Why do we think we are helping adult consumers by taking away their options? We don’t take away cars because we don’t like some people speeding. We allow state lotteries despite knowing some people are betting their grocery money. Everyone is exposed to economic risks of some kind. But we don’t operate mindlessly in trying to smooth out every theoretical wrinkle in life.
The nature of freedom of choice is that some people will misuse their responsibility and hurt themselves in the process. We should do our best to educate them, but without diminishing choice for everyone else.
It’s not too late for him to jump into the Democratic race is it? This is better than anything I’ve heard from Clinton and Obama . . . .
UPDATE: Sorry, my “hmm” was unclear. I don’t see this story adding up to much of anything, unless there’s something more out there.
IS OBAMA SOFT? Yes, says David Brooks, but not how you think:
The real softness of the campaign is not that Obama is a wimp. Itâ€™s that he has never explained how this new politics would actually produce bread-and-butter benefits to people in places like Youngstown and Altoona.
On the other hand, there’s this: “If anyone doubts that Obama’s supporters engage in cult-like behavior, try pointing out that they engage in cult-like behavior.” Yeah, there’s a certain Ron-Paulish vibe there.
UPDATE: What cult of Obama? Nothing to see here, move along.

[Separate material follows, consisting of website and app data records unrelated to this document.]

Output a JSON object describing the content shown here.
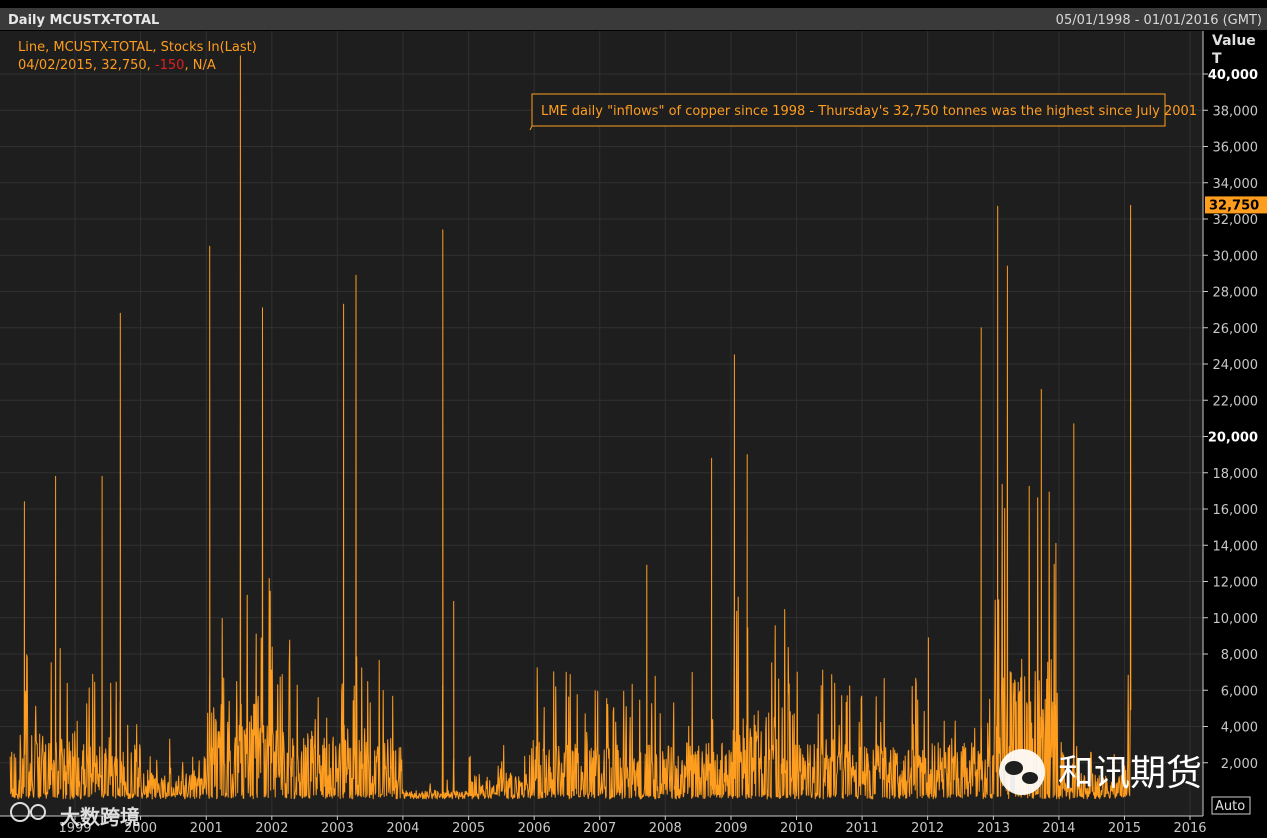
{
  "header": {
    "title": "Daily MCUSTX-TOTAL",
    "date_range": "05/01/1998 - 01/01/2016 (GMT)"
  },
  "legend": {
    "line1": "Line, MCUSTX-TOTAL, Stocks In(Last)",
    "line2_prefix": "04/02/2015, 32,750, ",
    "line2_change": "-150",
    "line2_suffix": ", N/A"
  },
  "annotation": "LME daily \"inflows\" of copper since 1998 - Thursday's 32,750 tonnes was the highest since July 2001",
  "axis": {
    "value_label": "Value",
    "unit_label": "T",
    "auto_button": "Auto",
    "last_value_tag": "32,750"
  },
  "watermarks": {
    "bottom_left": "大数跨境",
    "bottom_right": "和讯期货"
  },
  "colors": {
    "series": "#ff9d1f",
    "background": "#1e1e1e",
    "text": "#c8c8c8",
    "change_negative": "#e02020",
    "tag": "#ff9d1f"
  },
  "chart_data": {
    "type": "line",
    "title": "Daily MCUSTX-TOTAL",
    "series_name": "MCUSTX-TOTAL",
    "ylabel": "Value",
    "yunit": "T",
    "xlim": [
      "1998-01-05",
      "2016-01-01"
    ],
    "ylim": [
      0,
      41000
    ],
    "y_ticks": [
      2000,
      4000,
      6000,
      8000,
      10000,
      12000,
      14000,
      16000,
      18000,
      20000,
      22000,
      24000,
      26000,
      28000,
      30000,
      32000,
      34000,
      36000,
      38000,
      40000
    ],
    "y_tick_labels": [
      "2,000",
      "4,000",
      "6,000",
      "8,000",
      "10,000",
      "12,000",
      "14,000",
      "16,000",
      "18,000",
      "20,000",
      "22,000",
      "24,000",
      "26,000",
      "28,000",
      "30,000",
      "32,000",
      "34,000",
      "36,000",
      "38,000",
      "40,000"
    ],
    "x_ticks": [
      "1999",
      "2000",
      "2001",
      "2002",
      "2003",
      "2004",
      "2005",
      "2006",
      "2007",
      "2008",
      "2009",
      "2010",
      "2011",
      "2012",
      "2013",
      "2014",
      "2015",
      "2016"
    ],
    "grid": true,
    "last_point": {
      "date": "2015-02-04",
      "value": 32750,
      "change": -150
    },
    "peaks": [
      {
        "date": "1998-03-25",
        "value": 16400
      },
      {
        "date": "1998-09-15",
        "value": 17800
      },
      {
        "date": "1999-06-01",
        "value": 17800
      },
      {
        "date": "1999-09-10",
        "value": 26800
      },
      {
        "date": "2001-01-20",
        "value": 30500
      },
      {
        "date": "2001-07-10",
        "value": 41000
      },
      {
        "date": "2001-11-10",
        "value": 27100
      },
      {
        "date": "2003-02-05",
        "value": 27300
      },
      {
        "date": "2003-04-15",
        "value": 28900
      },
      {
        "date": "2004-08-10",
        "value": 31400
      },
      {
        "date": "2004-10-10",
        "value": 10900
      },
      {
        "date": "2007-09-20",
        "value": 12900
      },
      {
        "date": "2008-09-15",
        "value": 18800
      },
      {
        "date": "2009-01-20",
        "value": 24500
      },
      {
        "date": "2009-04-01",
        "value": 19000
      },
      {
        "date": "2012-01-05",
        "value": 8900
      },
      {
        "date": "2012-10-25",
        "value": 26000
      },
      {
        "date": "2013-01-25",
        "value": 32700
      },
      {
        "date": "2013-03-20",
        "value": 29400
      },
      {
        "date": "2013-09-25",
        "value": 22600
      },
      {
        "date": "2013-12-15",
        "value": 14100
      },
      {
        "date": "2014-03-25",
        "value": 20700
      },
      {
        "date": "2015-02-04",
        "value": 32750
      }
    ],
    "baseline_level_by_year": [
      {
        "year": 1998,
        "level": 3000
      },
      {
        "year": 1999,
        "level": 2500
      },
      {
        "year": 2000,
        "level": 1200
      },
      {
        "year": 2001,
        "level": 4500
      },
      {
        "year": 2002,
        "level": 3200
      },
      {
        "year": 2003,
        "level": 2800
      },
      {
        "year": 2004,
        "level": 400
      },
      {
        "year": 2005,
        "level": 1200
      },
      {
        "year": 2006,
        "level": 2600
      },
      {
        "year": 2007,
        "level": 2500
      },
      {
        "year": 2008,
        "level": 2600
      },
      {
        "year": 2009,
        "level": 4200
      },
      {
        "year": 2010,
        "level": 2800
      },
      {
        "year": 2011,
        "level": 2500
      },
      {
        "year": 2012,
        "level": 2600
      },
      {
        "year": 2013,
        "level": 6500
      },
      {
        "year": 2014,
        "level": 1200
      },
      {
        "year": 2015,
        "level": 2500
      }
    ]
  }
}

MORE FOREIGN-POLICY EMBARRASSMENT FOR OBAMA: “For all the chatter about Obama adviser Samantha Power’s calling Clinton a ‘monster,’ another set of remarks made on her book tour in the United Kingdom may be equally threatening to the Obama campaign: Comments in a BBC interview that express a lack of confidence that Obama will be able to carry through his plan to withdraw troops from Iraq within 16 months. . . . Power downplayed Obama’s commitment to quick withdrawal from Iraq on Hard Talk, a program that often exceeds any of the U.S. talk shows in the rigor of its grillings.” Like Obama’s NAFTA doubletalk, I actually find this reassuring, but it’s still a problem for the campaign. Is it free-fall yet?

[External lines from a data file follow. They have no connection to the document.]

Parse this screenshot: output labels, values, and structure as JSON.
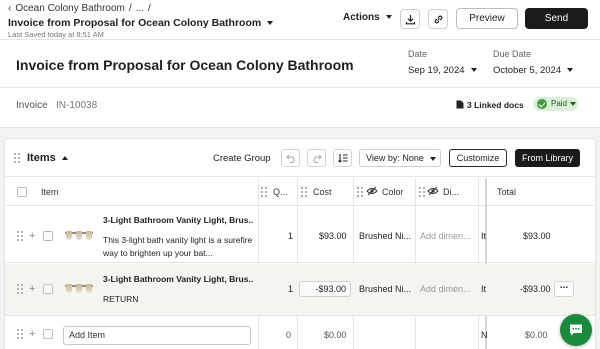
{
  "header": {
    "breadcrumb": [
      "Ocean Colony Bathroom",
      "...",
      "/"
    ],
    "doc_title": "Invoice from Proposal for Ocean Colony Bathroom",
    "last_saved": "Last Saved today at 8:51 AM",
    "actions_label": "Actions",
    "preview_label": "Preview",
    "send_label": "Send",
    "icons": [
      "download-icon",
      "link-icon"
    ]
  },
  "invoice": {
    "title": "Invoice from Proposal for Ocean Colony Bathroom",
    "date_label": "Date",
    "date_value": "Sep 19, 2024",
    "due_label": "Due Date",
    "due_value": "October 5, 2024",
    "type_label": "Invoice",
    "number": "IN-10038",
    "linked_docs": "3 Linked docs",
    "status": "Paid",
    "status_color": "#3f9d3f"
  },
  "items_bar": {
    "title": "Items",
    "create_group": "Create Group",
    "view_by": "View by: None",
    "customize": "Customize",
    "from_library": "From Library"
  },
  "table": {
    "columns": [
      "Item",
      "Q...",
      "Cost",
      "Color",
      "Di...",
      "Total"
    ],
    "rows": [
      {
        "name": "3-Light Bathroom Vanity Light, Brus...",
        "description": "This 3-light bath vanity light is a surefire way to brighten up your bat...",
        "qty": "1",
        "cost": "$93.00",
        "color": "Brushed Ni...",
        "dimensions": "Add dimen...",
        "extra": "It",
        "total": "$93.00"
      },
      {
        "name": "3-Light Bathroom Vanity Light, Brus...",
        "description": "RETURN",
        "qty": "1",
        "cost": "-$93.00",
        "color": "Brushed Ni...",
        "dimensions": "Add dimen...",
        "extra": "It",
        "total": "-$93.00",
        "menu": "..."
      }
    ],
    "add_row": {
      "placeholder": "Add Item",
      "qty": "0",
      "cost": "$0.00",
      "extra": "N",
      "total": "$0.00"
    }
  },
  "colors": {
    "primary_button": "#1b1b1b",
    "paid_badge_bg": "#dcefd8",
    "chat_button": "#1a8a3c"
  }
}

UPDATE: Retreat, at any cost. Well, so much for the reassurance.
BOB KRUMM TO RUSH LIMBAUGH: Be careful what you wish for. I have to say, I question the idea that Hillary would be easier to beat than Obama. Obama’s inexperience — and considerably farther-left views — will be a problem for him, as is becoming increasingly apparent. And his staffing isn’t looking so great these days, either.
BEER ROBOTS: Man’s new best friend?
IS THIS A GREAT COUNTRY, OR WHAT? A jet-powered Dodge Caravan. At the link, video of this “unholy amalgam of military might and mom-approved mobility.”
IN THE MAIL: When the Tide Rises, by David Drake.
WHY HEALTH INSURANCE isn’t insurance.
Plus, related thoughts from Megan McArdle: “We force everyone to pay into fire departments because fires have very bad negative externalities: if your house catches on fire, unless you live on a rural farm, there’s a good chance that your neighbor’s house will burn down too. Fire prevention is a genuine public good; most health care, with the exception of things meant to stop the spread of infectious disease, simply isn’t.”
A CLASSIC ETHICAL BIND for lawyers.
NAME THAT PARTY: Special DWI Edition!
HERSCHEL SMITH ON Iran and Iraq.
MICKEY KAUS: Dial “P” for Pander!
HILLARY VS. OBAMA: Will Puerto Rico decide everything?
THE OIL BUBBLE: About to pop? I certainly hope so.